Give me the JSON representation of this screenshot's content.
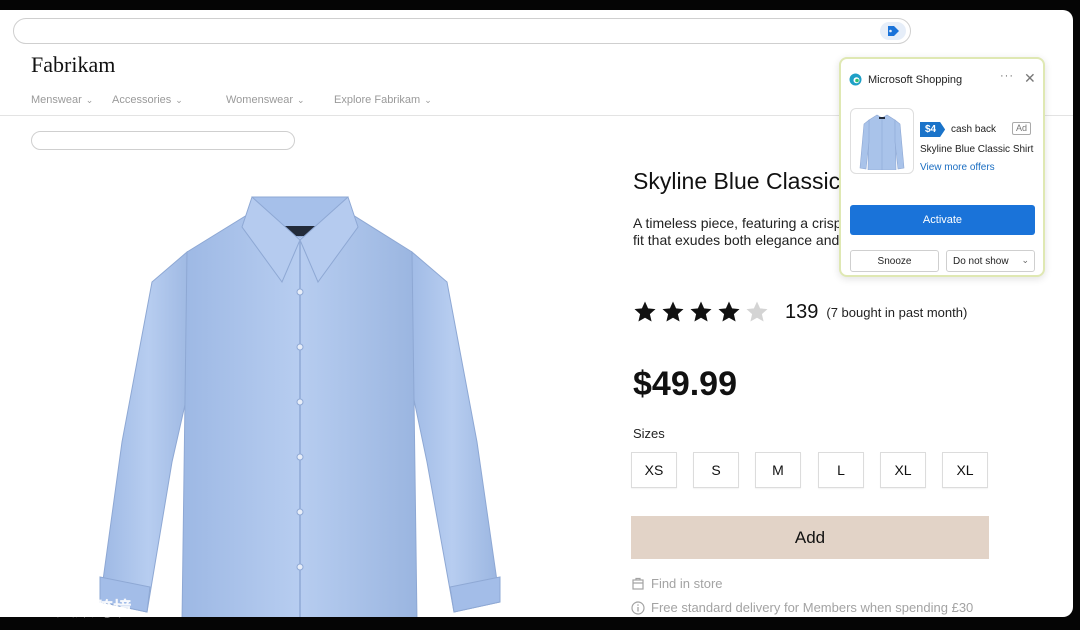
{
  "site": {
    "brand": "Fabrikam",
    "nav": [
      {
        "label": "Menswear"
      },
      {
        "label": "Accessories"
      },
      {
        "label": "Womenswear"
      },
      {
        "label": "Explore Fabrikam"
      }
    ]
  },
  "product": {
    "title": "Skyline Blue Classic",
    "description_line1": "A timeless piece, featuring a crisp",
    "description_line2": "fit that exudes both elegance and",
    "rating_stars": 4,
    "rating_max": 5,
    "rating_count": "139",
    "rating_note": "(7 bought in past month)",
    "price": "$49.99",
    "sizes_label": "Sizes",
    "sizes": [
      "XS",
      "S",
      "M",
      "L",
      "XL",
      "XL"
    ],
    "add_label": "Add",
    "find_in_store": "Find in store",
    "delivery_note": "Free standard delivery for Members when spending £30"
  },
  "shopping_flyout": {
    "title": "Microsoft Shopping",
    "more_label": "···",
    "close_label": "✕",
    "cashback_amount": "$4",
    "cashback_text": "cash back",
    "ad_label": "Ad",
    "product_name": "Skyline Blue Classic Shirt",
    "view_more": "View more offers",
    "activate_label": "Activate",
    "snooze_label": "Snooze",
    "do_not_show_label": "Do not show"
  },
  "watermark": {
    "text": "大数跨境"
  },
  "colors": {
    "accent": "#1a73d9",
    "add_button": "#e2d3c7",
    "shirt": "#a9c3ea",
    "flyout_border": "#dfe8b3"
  }
}
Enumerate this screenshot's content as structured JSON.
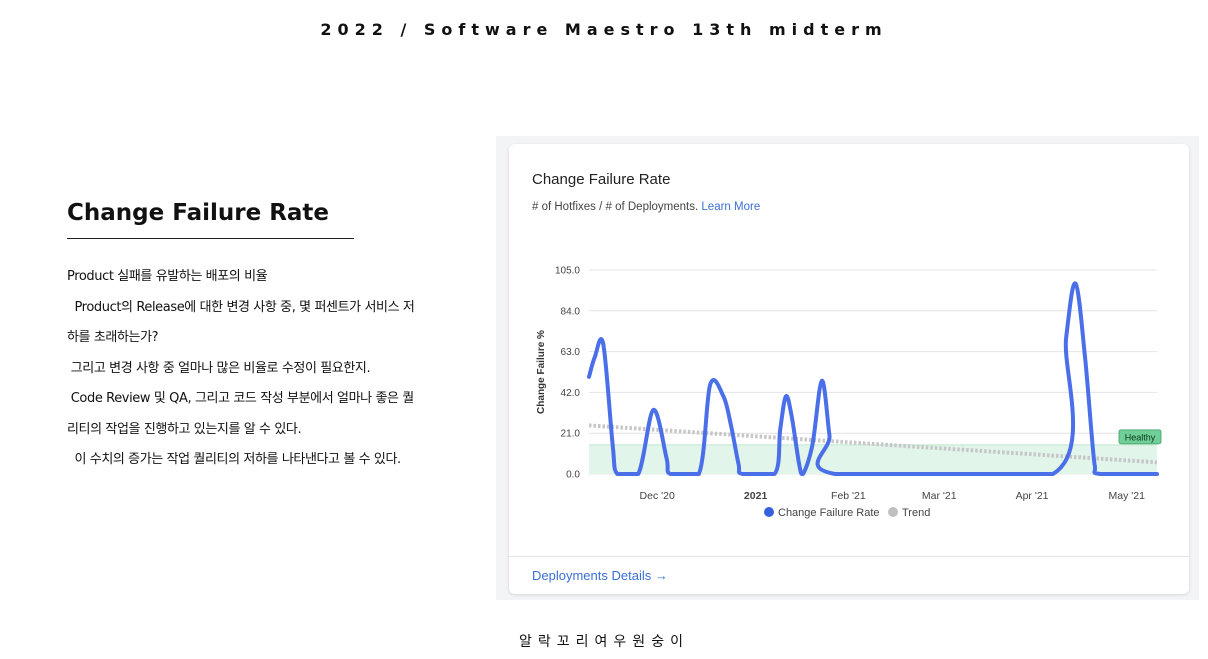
{
  "header": {
    "title": "2022 / Software Maestro 13th midterm"
  },
  "section": {
    "title": "Change Failure Rate",
    "lines": [
      "Product 실패를 유발하는 배포의 비율",
      "  Product의 Release에 대한 변경 사항 중, 몇 퍼센트가 서비스 저",
      "하를 초래하는가?",
      " 그리고 변경 사항 중 얼마나 많은 비율로 수정이 필요한지.",
      " Code Review 및 QA, 그리고 코드 작성 부분에서 얼마나 좋은 퀄",
      "리티의 작업을 진행하고 있는지를 알 수 있다.",
      "  이 수치의 증가는 작업 퀄리티의 저하를 나타낸다고 볼 수 있다."
    ]
  },
  "card": {
    "title": "Change Failure Rate",
    "subtitle": "# of Hotfixes / # of Deployments.",
    "learn_more": "Learn More",
    "link": "Deployments Details →"
  },
  "chart_data": {
    "type": "line",
    "ylabel": "Change Failure %",
    "ylim": [
      0,
      105
    ],
    "yticks": [
      "105.0",
      "84.0",
      "63.0",
      "42.0",
      "21.0",
      "0.0"
    ],
    "xticks": [
      "Dec '20",
      "2021",
      "Feb '21",
      "Mar '21",
      "Apr '21",
      "May '21"
    ],
    "xtick_bold": [
      false,
      true,
      false,
      false,
      false,
      false
    ],
    "healthy_label": "Healthy",
    "healthy_max": 15,
    "legend": [
      {
        "name": "Change Failure Rate",
        "color": "#3461e0"
      },
      {
        "name": "Trend",
        "color": "#c0c0c0"
      }
    ],
    "series": [
      {
        "name": "Change Failure Rate",
        "color": "#4a6fe8",
        "points": [
          [
            0,
            50
          ],
          [
            0.3,
            60
          ],
          [
            0.75,
            67
          ],
          [
            1.25,
            15
          ],
          [
            1.5,
            0
          ],
          [
            2.6,
            0
          ],
          [
            3.4,
            33
          ],
          [
            4.1,
            8
          ],
          [
            4.3,
            0
          ],
          [
            5.8,
            0
          ],
          [
            6.4,
            46
          ],
          [
            7.1,
            40
          ],
          [
            7.5,
            25
          ],
          [
            7.9,
            5
          ],
          [
            8.1,
            0
          ],
          [
            9.8,
            0
          ],
          [
            10.1,
            23
          ],
          [
            10.4,
            40
          ],
          [
            10.7,
            30
          ],
          [
            11.1,
            5
          ],
          [
            11.3,
            0
          ],
          [
            11.8,
            15
          ],
          [
            12.3,
            48
          ],
          [
            12.7,
            20
          ],
          [
            13,
            0
          ],
          [
            24.5,
            0
          ],
          [
            25.2,
            70
          ],
          [
            25.7,
            98
          ],
          [
            26.2,
            60
          ],
          [
            26.7,
            5
          ],
          [
            27,
            0
          ],
          [
            30,
            0
          ]
        ]
      },
      {
        "name": "Trend",
        "color": "#c6c6c6",
        "points": [
          [
            0,
            25
          ],
          [
            30,
            6
          ]
        ]
      }
    ]
  },
  "footer": {
    "text": "알락꼬리여우원숭이"
  }
}
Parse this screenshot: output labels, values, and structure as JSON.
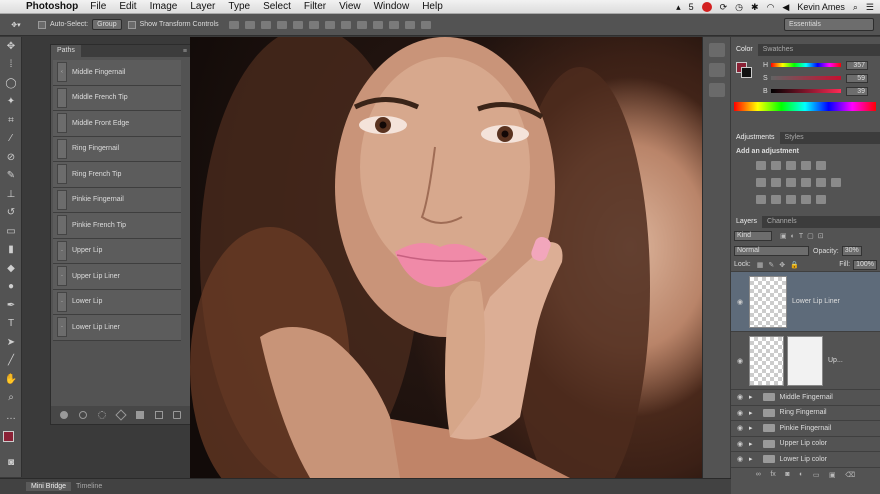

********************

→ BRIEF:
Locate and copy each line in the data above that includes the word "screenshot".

→ REPLY TO THE TASK:
Give me the JSON representation of this screenshot's content.
Enumerate this screenshot's content as structured JSON.
Parse this screenshot: output labels, values, and structure as JSON.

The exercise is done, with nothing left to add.